> _Exercise brief_
For this exercise, write out the full listing that follows exactly and skip its pictures.

__________

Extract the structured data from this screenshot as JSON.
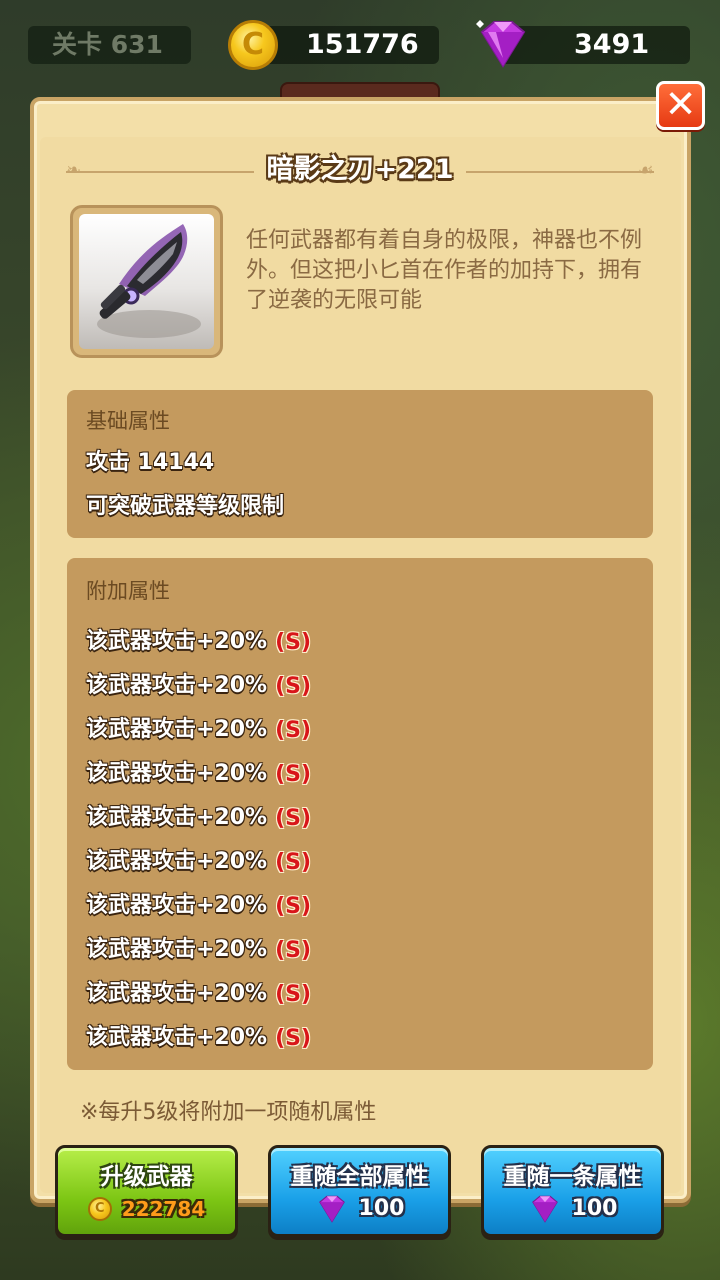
{
  "topbar": {
    "level": "关卡 631",
    "coins": "151776",
    "gems": "3491",
    "coin_symbol": "C"
  },
  "close": {
    "label": "✕"
  },
  "item": {
    "title": "暗影之刃+221",
    "description": "任何武器都有着自身的极限，神器也不例外。但这把小匕首在作者的加持下，拥有了逆袭的无限可能",
    "icon": "shadow-blade-icon"
  },
  "base_attributes": {
    "label": "基础属性",
    "lines": [
      "攻击 14144",
      "可突破武器等级限制"
    ]
  },
  "extra_attributes": {
    "label": "附加属性",
    "items": [
      {
        "text": "该武器攻击+20%",
        "grade": "(S)"
      },
      {
        "text": "该武器攻击+20%",
        "grade": "(S)"
      },
      {
        "text": "该武器攻击+20%",
        "grade": "(S)"
      },
      {
        "text": "该武器攻击+20%",
        "grade": "(S)"
      },
      {
        "text": "该武器攻击+20%",
        "grade": "(S)"
      },
      {
        "text": "该武器攻击+20%",
        "grade": "(S)"
      },
      {
        "text": "该武器攻击+20%",
        "grade": "(S)"
      },
      {
        "text": "该武器攻击+20%",
        "grade": "(S)"
      },
      {
        "text": "该武器攻击+20%",
        "grade": "(S)"
      },
      {
        "text": "该武器攻击+20%",
        "grade": "(S)"
      }
    ]
  },
  "note": "※每升5级将附加一项随机属性",
  "buttons": {
    "upgrade": {
      "label": "升级武器",
      "cost": "222784",
      "coin_symbol": "C"
    },
    "reroll_all": {
      "label": "重随全部属性",
      "cost": "100"
    },
    "reroll_one": {
      "label": "重随一条属性",
      "cost": "100"
    }
  },
  "colors": {
    "panel": "#f3dfa8",
    "attr_box": "#c49a5e",
    "grade_red": "#d8161a",
    "button_green": "#7dc614",
    "button_blue": "#1aa0e8",
    "gem_purple": "#c43ae0"
  }
}
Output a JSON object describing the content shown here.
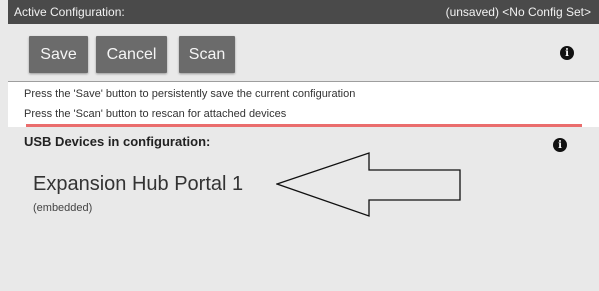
{
  "title_bar": {
    "label": "Active Configuration:",
    "status": "(unsaved) <No Config Set>"
  },
  "toolbar": {
    "save_label": "Save",
    "cancel_label": "Cancel",
    "scan_label": "Scan",
    "info_icon": "info-icon"
  },
  "help": {
    "line1": "Press the 'Save' button to persistently save the current configuration",
    "line2": "Press the 'Scan' button to rescan for attached devices"
  },
  "usb": {
    "header": "USB Devices in configuration:",
    "info_icon": "info-icon"
  },
  "devices": [
    {
      "name": "Expansion Hub Portal 1",
      "sub": "(embedded)"
    }
  ],
  "annotation": {
    "icon": "arrow-left-outline-icon"
  },
  "colors": {
    "title_bar_bg": "#4a4a4a",
    "button_bg": "#6b6b6b",
    "divider_accent": "#ea6d6d",
    "page_bg": "#e9e9e9"
  }
}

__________

> _Solved exercise_
Extract the structured data from this screenshot as JSON.
{
  "topbar": {
    "level": "关卡 631",
    "coins": "151776",
    "gems": "3491",
    "coin_symbol": "C"
  },
  "close": {
    "label": "✕"
  },
  "item": {
    "title": "暗影之刃+221",
    "description": "任何武器都有着自身的极限，神器也不例外。但这把小匕首在作者的加持下，拥有了逆袭的无限可能",
    "icon": "shadow-blade-icon"
  },
  "base_attributes": {
    "label": "基础属性",
    "lines": [
      "攻击 14144",
      "可突破武器等级限制"
    ]
  },
  "extra_attributes": {
    "label": "附加属性",
    "items": [
      {
        "text": "该武器攻击+20%",
        "grade": "(S)"
      },
      {
        "text": "该武器攻击+20%",
        "grade": "(S)"
      },
      {
        "text": "该武器攻击+20%",
        "grade": "(S)"
      },
      {
        "text": "该武器攻击+20%",
        "grade": "(S)"
      },
      {
        "text": "该武器攻击+20%",
        "grade": "(S)"
      },
      {
        "text": "该武器攻击+20%",
        "grade": "(S)"
      },
      {
        "text": "该武器攻击+20%",
        "grade": "(S)"
      },
      {
        "text": "该武器攻击+20%",
        "grade": "(S)"
      },
      {
        "text": "该武器攻击+20%",
        "grade": "(S)"
      },
      {
        "text": "该武器攻击+20%",
        "grade": "(S)"
      }
    ]
  },
  "note": "※每升5级将附加一项随机属性",
  "buttons": {
    "upgrade": {
      "label": "升级武器",
      "cost": "222784",
      "coin_symbol": "C"
    },
    "reroll_all": {
      "label": "重随全部属性",
      "cost": "100"
    },
    "reroll_one": {
      "label": "重随一条属性",
      "cost": "100"
    }
  },
  "colors": {
    "panel": "#f3dfa8",
    "attr_box": "#c49a5e",
    "grade_red": "#d8161a",
    "button_green": "#7dc614",
    "button_blue": "#1aa0e8",
    "gem_purple": "#c43ae0"
  }
}
Output a JSON object describing the content shown here.
{
  "title_bar": {
    "label": "Active Configuration:",
    "status": "(unsaved) <No Config Set>"
  },
  "toolbar": {
    "save_label": "Save",
    "cancel_label": "Cancel",
    "scan_label": "Scan",
    "info_icon": "info-icon"
  },
  "help": {
    "line1": "Press the 'Save' button to persistently save the current configuration",
    "line2": "Press the 'Scan' button to rescan for attached devices"
  },
  "usb": {
    "header": "USB Devices in configuration:",
    "info_icon": "info-icon"
  },
  "devices": [
    {
      "name": "Expansion Hub Portal 1",
      "sub": "(embedded)"
    }
  ],
  "annotation": {
    "icon": "arrow-left-outline-icon"
  },
  "colors": {
    "title_bar_bg": "#4a4a4a",
    "button_bg": "#6b6b6b",
    "divider_accent": "#ea6d6d",
    "page_bg": "#e9e9e9"
  }
}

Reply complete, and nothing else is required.